Work request >>
Find each line below where the word "time" occurs, and copy it.

(Dataset rows describing interfaces)
*** Begin section ***

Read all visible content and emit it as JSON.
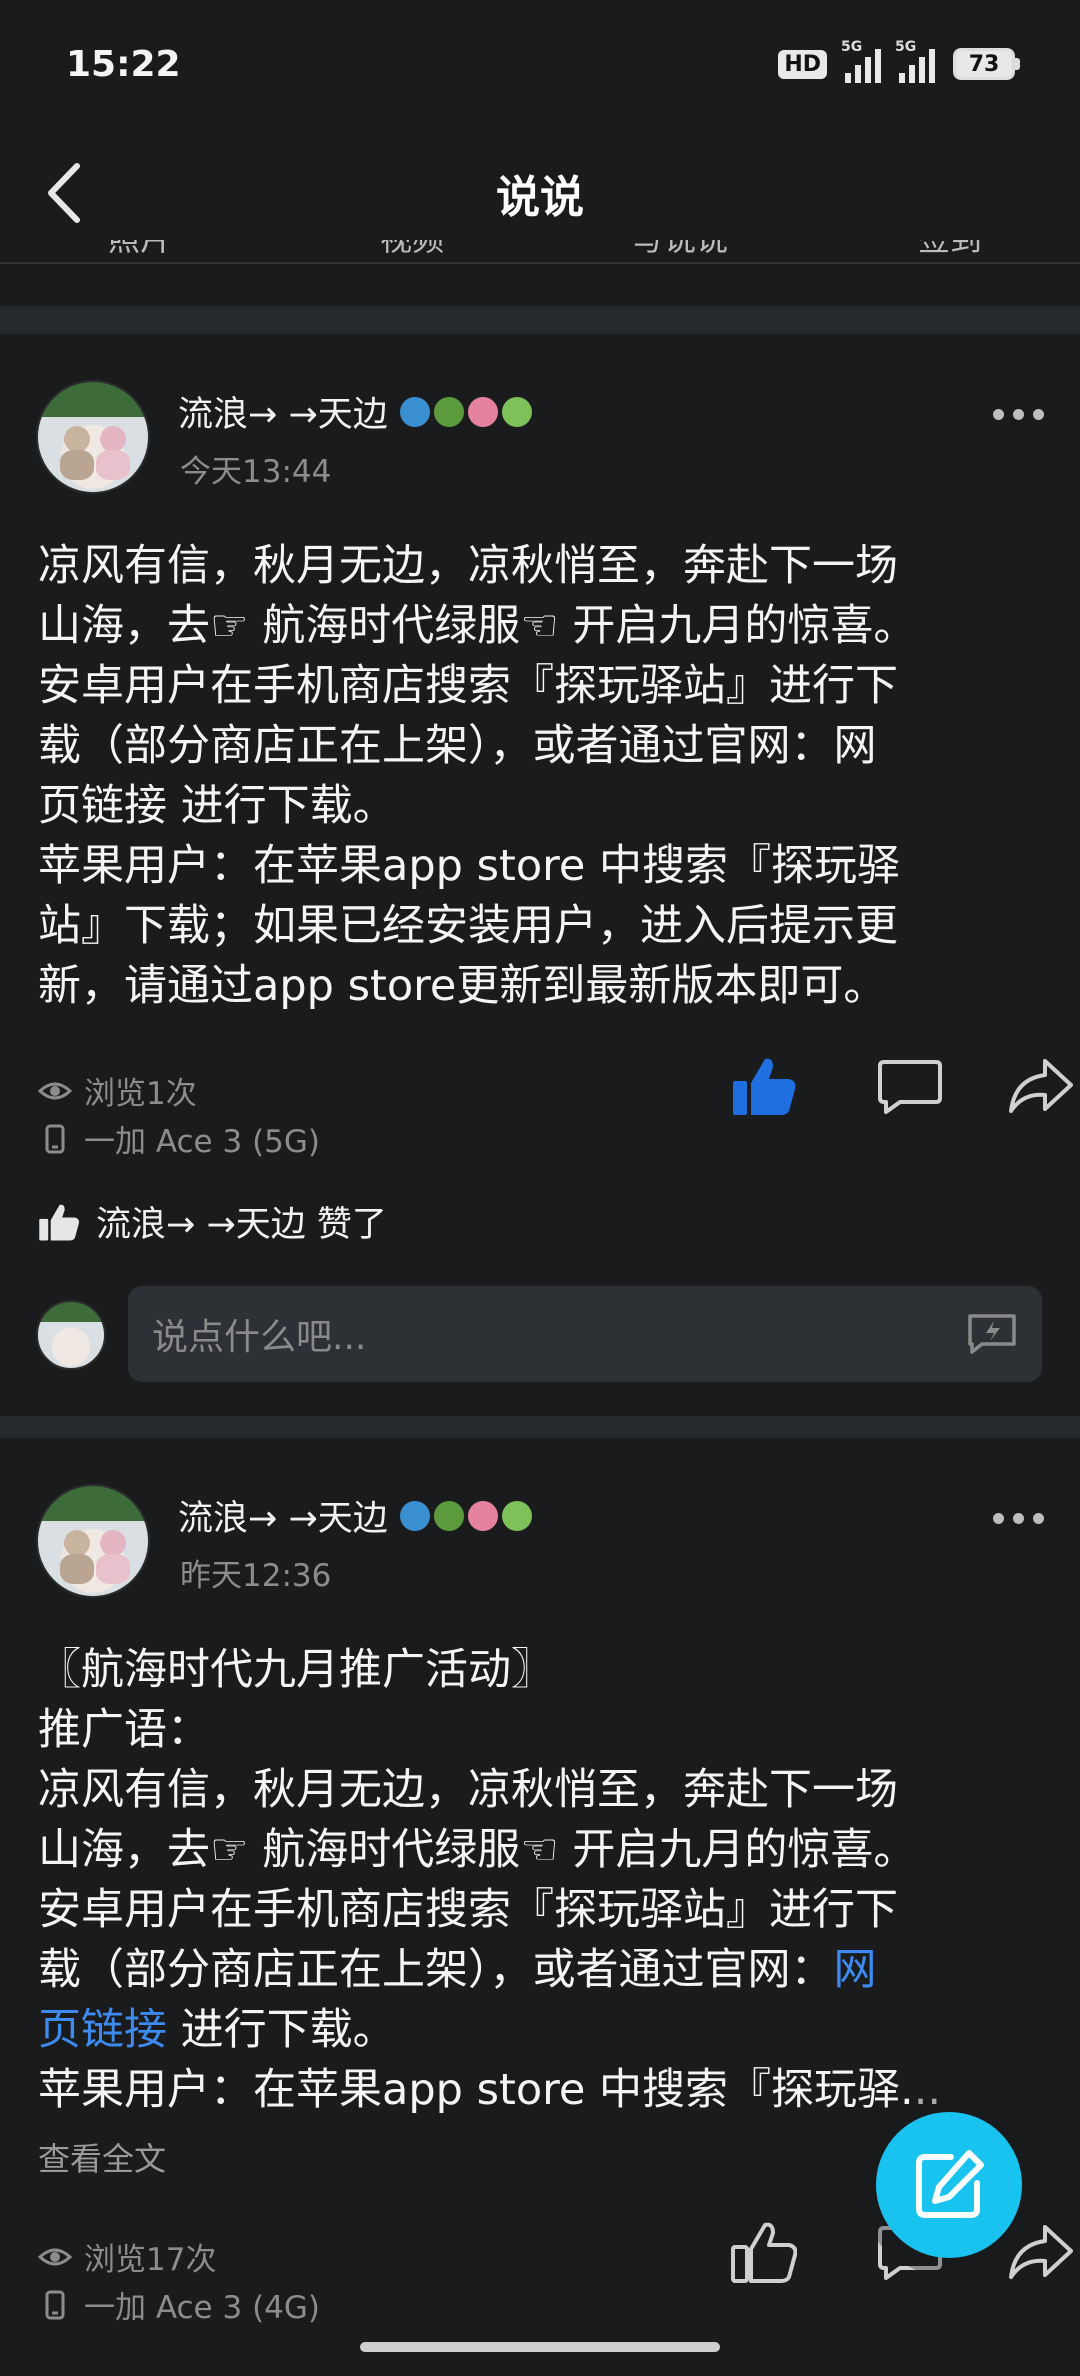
{
  "status_bar": {
    "time": "15:22",
    "battery": "73",
    "hd": "HD",
    "network_1": "5G",
    "network_2": "5G"
  },
  "header": {
    "title": "说说"
  },
  "tabs": [
    "照片",
    "视频",
    "写说说",
    "签到"
  ],
  "posts": [
    {
      "author": "流浪→ →天边",
      "time": "今天13:44",
      "content_lines": [
        "凉风有信，秋月无边，凉秋悄至，奔赴下一场",
        "山海，去☞ 航海时代绿服☜ 开启九月的惊喜。",
        "安卓用户在手机商店搜索『探玩驿站』进行下",
        "载（部分商店正在上架），或者通过官网：网",
        "页链接 进行下载。",
        "苹果用户：在苹果app store 中搜索『探玩驿",
        "站』下载；如果已经安装用户，进入后提示更",
        "新，请通过app store更新到最新版本即可。"
      ],
      "views": "浏览1次",
      "device": "一加 Ace 3 (5G)",
      "liked_by": "流浪→ →天边 赞了",
      "comment_placeholder": "说点什么吧..."
    },
    {
      "author": "流浪→ →天边",
      "time": "昨天12:36",
      "content_lines": [
        "〖航海时代九月推广活动〗",
        "推广语：",
        "凉风有信，秋月无边，凉秋悄至，奔赴下一场",
        "山海，去☞ 航海时代绿服☜ 开启九月的惊喜。",
        "安卓用户在手机商店搜索『探玩驿站』进行下"
      ],
      "line6_text": "载（部分商店正在上架），或者通过官网：",
      "line6_link": "网",
      "line7_link": "页链接",
      "line7_text": " 进行下载。",
      "line8": "苹果用户：在苹果app store 中搜索『探玩驿...",
      "read_more": "查看全文",
      "views": "浏览17次",
      "device": "一加 Ace 3 (4G)"
    }
  ],
  "colors": {
    "background": "#1a1b1d",
    "like_active": "#1f6fe0",
    "link": "#3d8bf0",
    "fab": "#19c3f0"
  },
  "icons": [
    "back-arrow-icon",
    "more-dots-icon",
    "eye-icon",
    "phone-icon",
    "like-icon",
    "comment-icon",
    "share-icon",
    "emoji-keyboard-icon",
    "edit-icon"
  ]
}
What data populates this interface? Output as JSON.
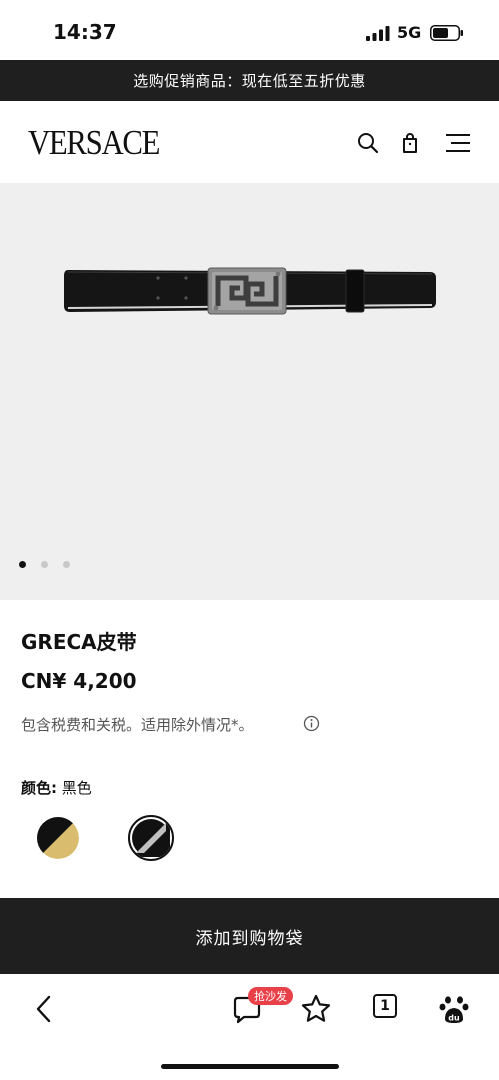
{
  "status_bar": {
    "time": "14:37",
    "network": "5G"
  },
  "promo": {
    "text": "选购促销商品：现在低至五折优惠"
  },
  "header": {
    "logo": "VERSACE",
    "icons": [
      "search-icon",
      "shopping-bag-icon",
      "menu-icon"
    ]
  },
  "gallery": {
    "image": "black-leather-belt-with-silver-greca-buckle",
    "dots": [
      {
        "active": true
      },
      {
        "active": false
      },
      {
        "active": false
      }
    ]
  },
  "product": {
    "title": "GRECA皮带",
    "price": "CN¥ 4,200",
    "tax_note": "包含税费和关税。适用除外情况*。",
    "color_label": "颜色:",
    "color_value": "黑色",
    "swatches": [
      {
        "name": "black-gold",
        "colors": [
          "#111111",
          "#d9bc6e"
        ]
      },
      {
        "name": "black-silver",
        "colors": [
          "#111111",
          "#c0c0c0"
        ],
        "selected": true
      }
    ]
  },
  "cta": {
    "label": "添加到购物袋"
  },
  "browser": {
    "comment_badge": "抢沙发",
    "tab_count": "1",
    "icons": [
      "back-arrow-icon",
      "comment-icon",
      "star-icon",
      "tabs-icon",
      "paw-icon"
    ]
  },
  "colors": {
    "banner_bg": "#1f1f1f",
    "gallery_bg": "#efefef",
    "badge_red": "#e8414a"
  }
}
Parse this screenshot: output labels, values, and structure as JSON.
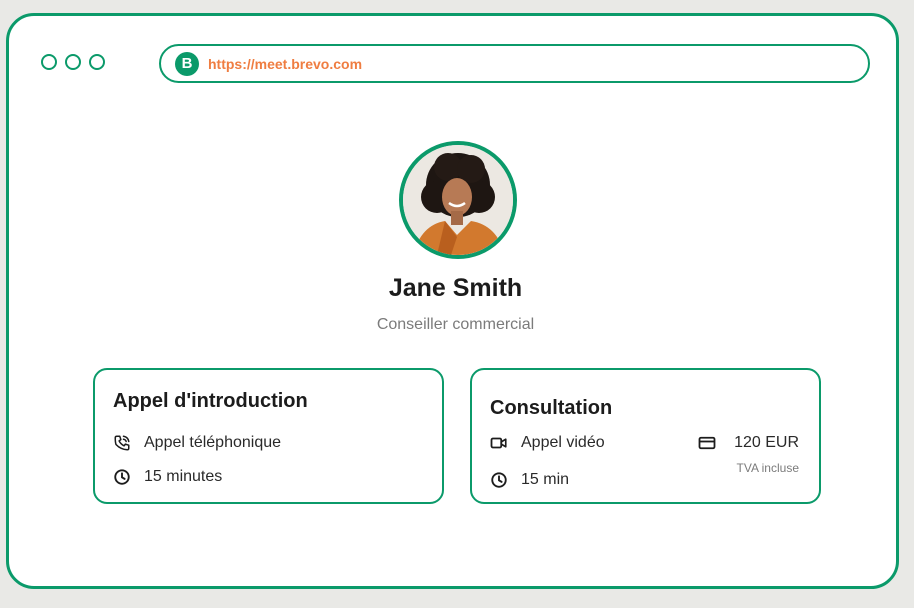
{
  "browser": {
    "url": "https://meet.brevo.com",
    "logo_letter": "B"
  },
  "profile": {
    "name": "Jane Smith",
    "role": "Conseiller commercial"
  },
  "cards": [
    {
      "title": "Appel d'introduction",
      "call_type": "Appel téléphonique",
      "duration": "15 minutes"
    },
    {
      "title": "Consultation",
      "call_type": "Appel vidéo",
      "duration": "15 min",
      "price": "120 EUR",
      "vat": "TVA incluse"
    }
  ],
  "icons": {
    "phone": "phone-icon",
    "clock": "clock-icon",
    "video": "video-camera-icon",
    "card": "credit-card-icon"
  },
  "colors": {
    "accent": "#0b9a6a",
    "url": "#ef7d41",
    "text": "#1c1c1c",
    "muted": "#7b7b7b"
  }
}
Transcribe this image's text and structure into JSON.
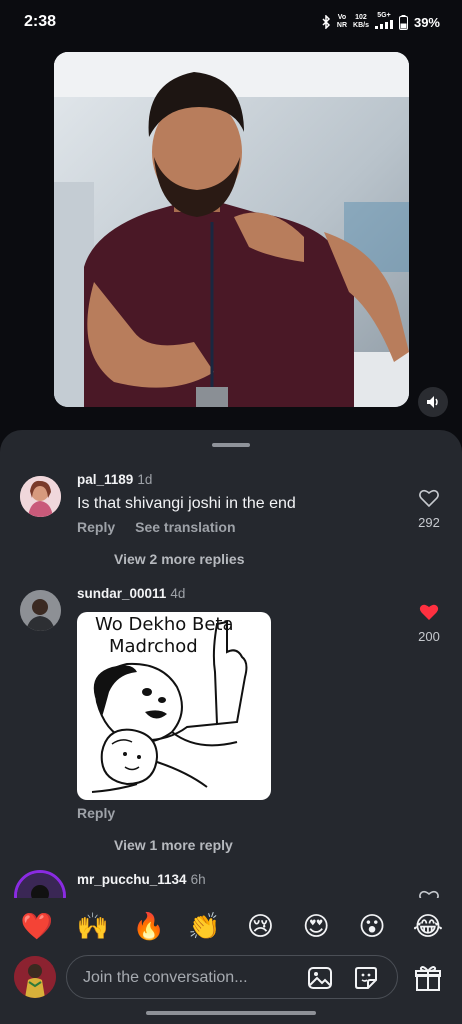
{
  "status_bar": {
    "time": "2:38",
    "volte_top": "Vo",
    "volte_bottom": "NR",
    "speed_top": "102",
    "speed_bottom": "KB/s",
    "network": "5G+",
    "battery": "39%",
    "icons": [
      "bluetooth-icon",
      "signal-icon",
      "battery-icon"
    ]
  },
  "video": {
    "mute_icon": "speaker-icon"
  },
  "comments": [
    {
      "username": "pal_1189",
      "time": "1d",
      "text": "Is that shivangi joshi in the end",
      "actions": [
        "Reply",
        "See translation"
      ],
      "likes": "292",
      "liked": false,
      "view_more": "View 2 more replies"
    },
    {
      "username": "sundar_00011",
      "time": "4d",
      "meme_lines": [
        "Wo Dekho Beta",
        "Madrchod"
      ],
      "actions": [
        "Reply"
      ],
      "likes": "200",
      "liked": true,
      "view_more": "View 1 more reply"
    },
    {
      "username": "mr_pucchu_1134",
      "time": "6h"
    }
  ],
  "emoji_bar": [
    "❤️",
    "🙌",
    "🔥",
    "👏",
    "😢",
    "😍",
    "😮",
    "😂"
  ],
  "composer": {
    "placeholder": "Join the conversation..."
  },
  "colors": {
    "sheet_bg": "#25282e",
    "like_red": "#ff3040",
    "muted_text": "#9ea2a8"
  }
}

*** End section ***

Result of this task >>
    "time": "15:22",
      "time": "今天13:44",
      "time": "昨天12:36",
    "time": "14:37",
    "time": "2:38",
      "time": "1d",
      "time": "4d",
      "time": "6h"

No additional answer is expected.